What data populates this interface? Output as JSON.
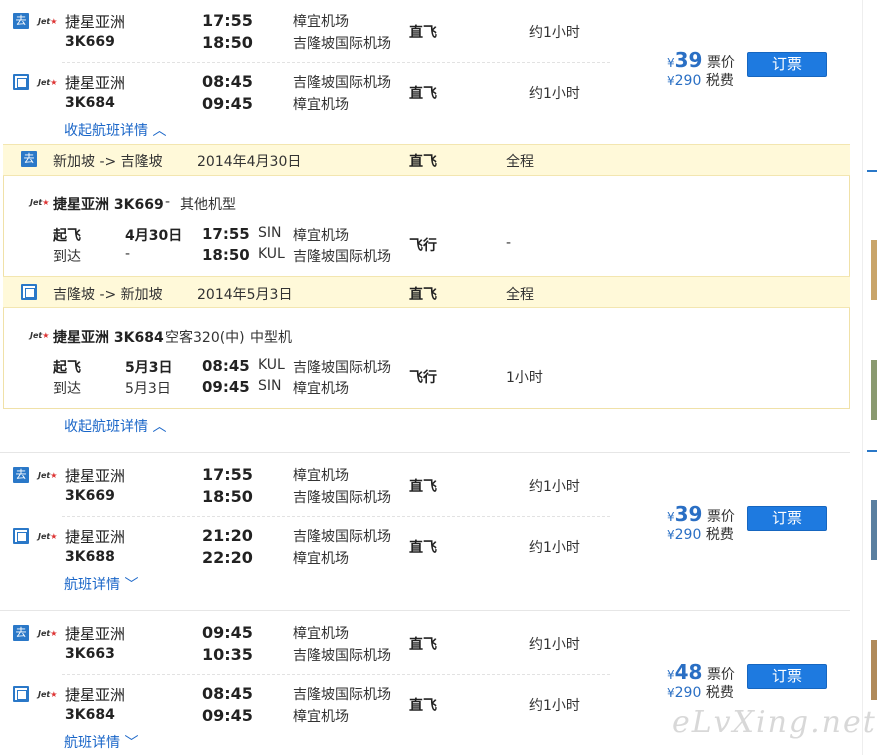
{
  "results": [
    {
      "outbound": {
        "dir": "去",
        "airline": "捷星亚洲",
        "flight": "3K669",
        "dep": "17:55",
        "arr": "18:50",
        "from": "樟宜机场",
        "to": "吉隆坡国际机场",
        "type": "直飞",
        "duration": "约1小时"
      },
      "inbound": {
        "dir": "回",
        "airline": "捷星亚洲",
        "flight": "3K684",
        "dep": "08:45",
        "arr": "09:45",
        "from": "吉隆坡国际机场",
        "to": "樟宜机场",
        "type": "直飞",
        "duration": "约1小时"
      },
      "price": "39",
      "tax": "290",
      "toggle": "收起航班详情"
    },
    {
      "outbound": {
        "dir": "去",
        "airline": "捷星亚洲",
        "flight": "3K669",
        "dep": "17:55",
        "arr": "18:50",
        "from": "樟宜机场",
        "to": "吉隆坡国际机场",
        "type": "直飞",
        "duration": "约1小时"
      },
      "inbound": {
        "dir": "回",
        "airline": "捷星亚洲",
        "flight": "3K688",
        "dep": "21:20",
        "arr": "22:20",
        "from": "吉隆坡国际机场",
        "to": "樟宜机场",
        "type": "直飞",
        "duration": "约1小时"
      },
      "price": "39",
      "tax": "290",
      "toggle": "航班详情"
    },
    {
      "outbound": {
        "dir": "去",
        "airline": "捷星亚洲",
        "flight": "3K663",
        "dep": "09:45",
        "arr": "10:35",
        "from": "樟宜机场",
        "to": "吉隆坡国际机场",
        "type": "直飞",
        "duration": "约1小时"
      },
      "inbound": {
        "dir": "回",
        "airline": "捷星亚洲",
        "flight": "3K684",
        "dep": "08:45",
        "arr": "09:45",
        "from": "吉隆坡国际机场",
        "to": "樟宜机场",
        "type": "直飞",
        "duration": "约1小时"
      },
      "price": "48",
      "tax": "290",
      "toggle": "航班详情"
    }
  ],
  "labels": {
    "yen": "¥",
    "ticket": "票价",
    "tax": "税费",
    "book": "订票",
    "jet": "Jet"
  },
  "detail": {
    "outbound_band": {
      "dir": "去",
      "route": "新加坡 -> 吉隆坡",
      "date": "2014年4月30日",
      "type": "直飞",
      "scope": "全程"
    },
    "outbound_leg": {
      "airline_flight": "捷星亚洲 3K669",
      "sep": "-",
      "aircraft": "其他机型",
      "dep_label": "起飞",
      "arr_label": "到达",
      "dep_date": "4月30日",
      "arr_date": "-",
      "dep_time": "17:55",
      "arr_time": "18:50",
      "dep_code": "SIN",
      "arr_code": "KUL",
      "dep_apt": "樟宜机场",
      "arr_apt": "吉隆坡国际机场",
      "fly": "飞行",
      "fly_dur": "-"
    },
    "inbound_band": {
      "dir": "回",
      "route": "吉隆坡 -> 新加坡",
      "date": "2014年5月3日",
      "type": "直飞",
      "scope": "全程"
    },
    "inbound_leg": {
      "airline_flight": "捷星亚洲 3K684",
      "aircraft": "空客320(中)",
      "size": "中型机",
      "dep_label": "起飞",
      "arr_label": "到达",
      "dep_date": "5月3日",
      "arr_date": "5月3日",
      "dep_time": "08:45",
      "arr_time": "09:45",
      "dep_code": "KUL",
      "arr_code": "SIN",
      "dep_apt": "吉隆坡国际机场",
      "arr_apt": "樟宜机场",
      "fly": "飞行",
      "fly_dur": "1小时"
    },
    "collapse": "收起航班详情"
  },
  "watermark": "eLvXing.net",
  "colors": {
    "accent": "#1e7ae0",
    "price": "#2a6fc4",
    "band": "#fff9d9"
  }
}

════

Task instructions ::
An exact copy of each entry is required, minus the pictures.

Solution for this problem ::
What data populates this interface? Output as JSON.
{
  "results": [
    {
      "outbound": {
        "dir": "去",
        "airline": "捷星亚洲",
        "flight": "3K669",
        "dep": "17:55",
        "arr": "18:50",
        "from": "樟宜机场",
        "to": "吉隆坡国际机场",
        "type": "直飞",
        "duration": "约1小时"
      },
      "inbound": {
        "dir": "回",
        "airline": "捷星亚洲",
        "flight": "3K684",
        "dep": "08:45",
        "arr": "09:45",
        "from": "吉隆坡国际机场",
        "to": "樟宜机场",
        "type": "直飞",
        "duration": "约1小时"
      },
      "price": "39",
      "tax": "290",
      "toggle": "收起航班详情"
    },
    {
      "outbound": {
        "dir": "去",
        "airline": "捷星亚洲",
        "flight": "3K669",
        "dep": "17:55",
        "arr": "18:50",
        "from": "樟宜机场",
        "to": "吉隆坡国际机场",
        "type": "直飞",
        "duration": "约1小时"
      },
      "inbound": {
        "dir": "回",
        "airline": "捷星亚洲",
        "flight": "3K688",
        "dep": "21:20",
        "arr": "22:20",
        "from": "吉隆坡国际机场",
        "to": "樟宜机场",
        "type": "直飞",
        "duration": "约1小时"
      },
      "price": "39",
      "tax": "290",
      "toggle": "航班详情"
    },
    {
      "outbound": {
        "dir": "去",
        "airline": "捷星亚洲",
        "flight": "3K663",
        "dep": "09:45",
        "arr": "10:35",
        "from": "樟宜机场",
        "to": "吉隆坡国际机场",
        "type": "直飞",
        "duration": "约1小时"
      },
      "inbound": {
        "dir": "回",
        "airline": "捷星亚洲",
        "flight": "3K684",
        "dep": "08:45",
        "arr": "09:45",
        "from": "吉隆坡国际机场",
        "to": "樟宜机场",
        "type": "直飞",
        "duration": "约1小时"
      },
      "price": "48",
      "tax": "290",
      "toggle": "航班详情"
    }
  ],
  "labels": {
    "yen": "¥",
    "ticket": "票价",
    "tax": "税费",
    "book": "订票",
    "jet": "Jet"
  },
  "detail": {
    "outbound_band": {
      "dir": "去",
      "route": "新加坡 -> 吉隆坡",
      "date": "2014年4月30日",
      "type": "直飞",
      "scope": "全程"
    },
    "outbound_leg": {
      "airline_flight": "捷星亚洲 3K669",
      "sep": "-",
      "aircraft": "其他机型",
      "dep_label": "起飞",
      "arr_label": "到达",
      "dep_date": "4月30日",
      "arr_date": "-",
      "dep_time": "17:55",
      "arr_time": "18:50",
      "dep_code": "SIN",
      "arr_code": "KUL",
      "dep_apt": "樟宜机场",
      "arr_apt": "吉隆坡国际机场",
      "fly": "飞行",
      "fly_dur": "-"
    },
    "inbound_band": {
      "dir": "回",
      "route": "吉隆坡 -> 新加坡",
      "date": "2014年5月3日",
      "type": "直飞",
      "scope": "全程"
    },
    "inbound_leg": {
      "airline_flight": "捷星亚洲 3K684",
      "aircraft": "空客320(中)",
      "size": "中型机",
      "dep_label": "起飞",
      "arr_label": "到达",
      "dep_date": "5月3日",
      "arr_date": "5月3日",
      "dep_time": "08:45",
      "arr_time": "09:45",
      "dep_code": "KUL",
      "arr_code": "SIN",
      "dep_apt": "吉隆坡国际机场",
      "arr_apt": "樟宜机场",
      "fly": "飞行",
      "fly_dur": "1小时"
    },
    "collapse": "收起航班详情"
  },
  "watermark": "eLvXing.net",
  "colors": {
    "accent": "#1e7ae0",
    "price": "#2a6fc4",
    "band": "#fff9d9"
  }
}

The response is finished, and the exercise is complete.